The Haptic Baton
Zoe Cormier joins U.S. composer and inventor Rolf Gehlhaar and his son at rehearsals for a crucial concert which could provide new possibilities for visually impaired musicians.
How do you play in an orchestra if you are visually impaired? German born US composer and inventor, Rolf Gehlhaar works with his son, the artist and digital developer Vahakn Matossian-Gehlhaar, to create digital musical instruments and technologies for disabled people. Their latest project is a conductors’ baton that sends wireless signals to wearable vibration devices, enabling visually impaired musicians to feel signals from a conductor and to play with traditional orchestras.
Zoe Cormier joins Rolf and Vahakn at the rehearsals for a crucial concert that will establish whether their prototype baton works - if it does, their creation and all the research, computing, and designing they are putting into it could provide new possibilities for visually impaired musicians.

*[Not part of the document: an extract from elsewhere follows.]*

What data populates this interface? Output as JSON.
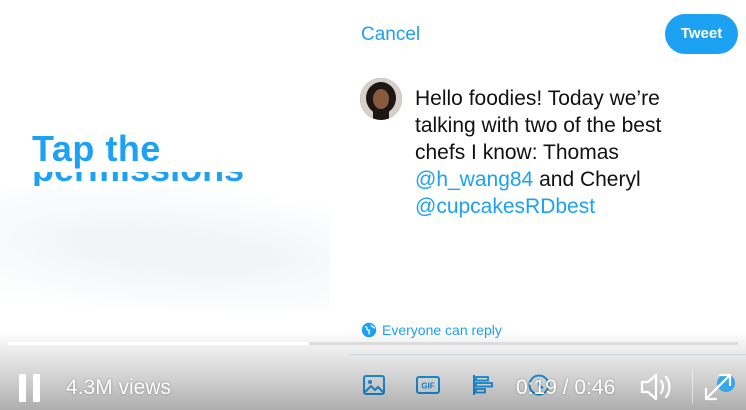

The concert at the St George’s concert hall in Bristol in the UK, brings together performers from the British Paraorchestra and an ensemble of visually impaired musicians from South Korea. The Korean ensemble stars the celebrated percussionist Kyungho Jeon who has long dreamed of playing in an orchestra - what will he and other visually impaired musicians think of the baton prototype? Also featuring interviews with conductor Charles Hazlewood.
Producer: Julia Johnson
(Photo: Rolf Gehlhaar and Vahakn Matossian-Gehlhaar, with kind permission)